One of Abdul Mehdi’s chief requirements was that “technocrats” replace the usual party cronyism is making cabinet ministers. As I explained in earlier posts here, ordinarily the parties “spend” their votes that they have in Parliament to “buy” Ministers in the government. Thusly, the various parties controlled the Ministries which, in turn, reflexively helped the party first and the people afterward.
Abdul Mehdi pledged to abolish this process and replace it with the selection of “technocrats” who would be primarily interested in the nation.
This pledge proved to be impossible to entirely keep. Instead of the “technocrat” approach replacing the previous system, Abdul Mehdi selected from three candidates offered by the political parties for each post as opposed to the parties self-selecting an automatic Minister “bought” with their parliamentary votes. After reviewing these slates, Abdul Mehdi made the final pick from those lists. It is marginally better than the old system but still allows for too much cronyism. As those of us from Chicago know best, corruption dies hard.
Further, Abdul Mehdi was unable to get all of the Ministers required selected at once. Power struggles and party politics kept the new Prime Minister from filing the last eight positions. In these eight are the most influential and important Ministers including Defense Minister and the Interior Minister (the DoD and Homeland Security equivalents in the United States).
The new Prime Minister viewed the partial selection as more important than waiting for a complete slate to be acceptable. This is because his own position and his Cabinet must be approved by the deadline of the Second of November. It is better to have half a loaf now and meet the deadline and assemble the rest later than to risk the entire slate of twenty-two Ministers to be confirmed all at the same time.
Key posts remain vacant
As for these last eight Ministers, the road will be rocky to reach a decision.
The Sunni believe that they are entitled to have the Defense Minister and will likely reject any choice that is not a Sunni.

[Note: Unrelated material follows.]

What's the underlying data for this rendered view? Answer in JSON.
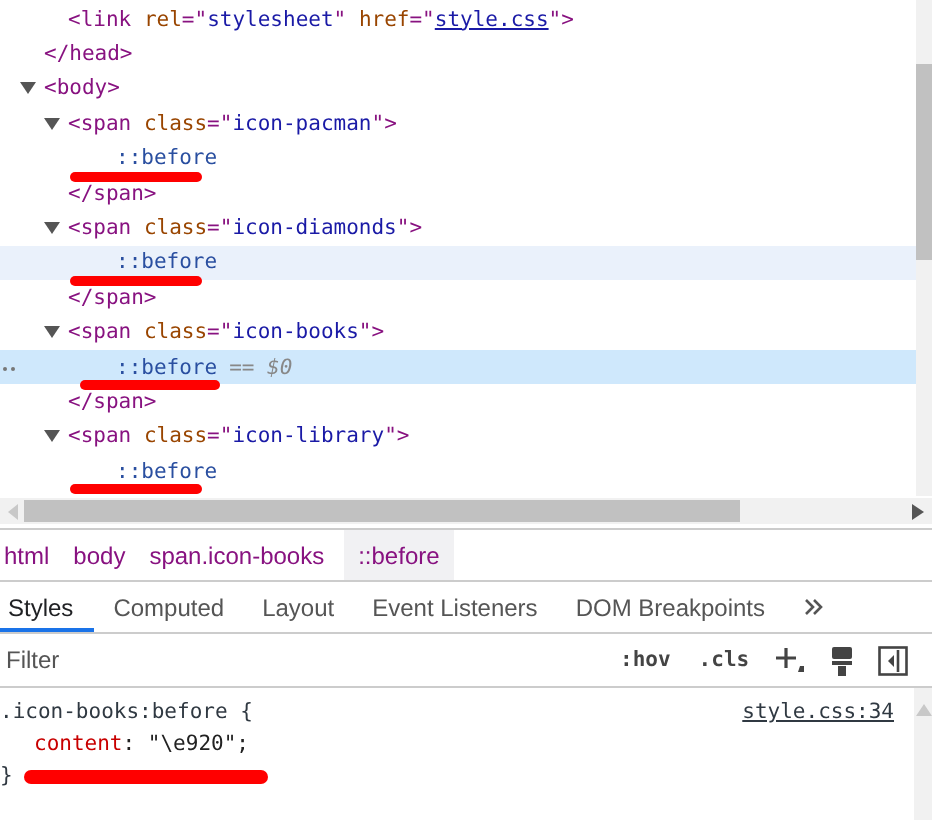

The Iranian bloc wants to be responsible for appointing the Interior Minister (MoI). Iran wants the new Prime Minister to choose the MoI Minister from Iraq’s Popular Mobilization Forces (PMF). The PMF has been the Iraqi militia fighting ISIS. It has been thoroughly infiltrated by Iran and, in its role of protecting the borders; the PMF facilitates Iranian illicit activities and movement across the entire Northern Middle East. This was a huge sticking point with many Parliamentarians and led to a deferred decision.
Also the new PM pledged to completely change the cabinet, holding over no current Ministers. This pledge he was able to keep. Sadly but necessarily, the good went with the bad. Mohammed Shi’ia al Sudani, the former Minister of Work and acting Minister of Industry was swept out with the old. Mohammed al Sudani is known to me from my time in the Maysan Province where he was the Provincial Governor. He is honest and a good man. He is just the kind of man that belongs in government and I hope that there will be a future for him serving the Iraqi people.
Other frictional points in this process provide for future problems for the new Prime Minister.
First, there was no selection from the Basra Province to the cabinet. Basra is the second city of Iraq and has ordinarily been given the Ministers of Oil and Transportation. Iraq’s only port is in Basra and the people there feel that they are entitled to these Ministries because of the closeness of Basra to these issues. Also, Basra has been without a regular supply of water for some time now and there have been riots and general unrest. Abdul Mehdi must tread carefully here.
Second, the conscience of Iraq had spoken about government formation recently. Imam al Sistani recently gave a sermon “suggesting” that any new government should have several hallmarks. Among these are principally that there should be no holdovers, that the selections should be non-sectarian and that the political parties should not be the arbiters of the selection process. Abdul Mehdi was only able to meet these “suggestions” in part. Al Sistani, of course, has no formal role in the process but is ignored at the peril of the government. Their selection had better work out for all concerned or the government will almost certainly fall.
All in all, the process was a step forward to building an anti-corruption government. In hopes for the future, United States congratulated the progress of the new Prime Minister and Secretary of State Pompeo telephoned Mr. Abdul Mehdi to congratulate him and wish him well. The Western Nations have similarly signaled their approval as well.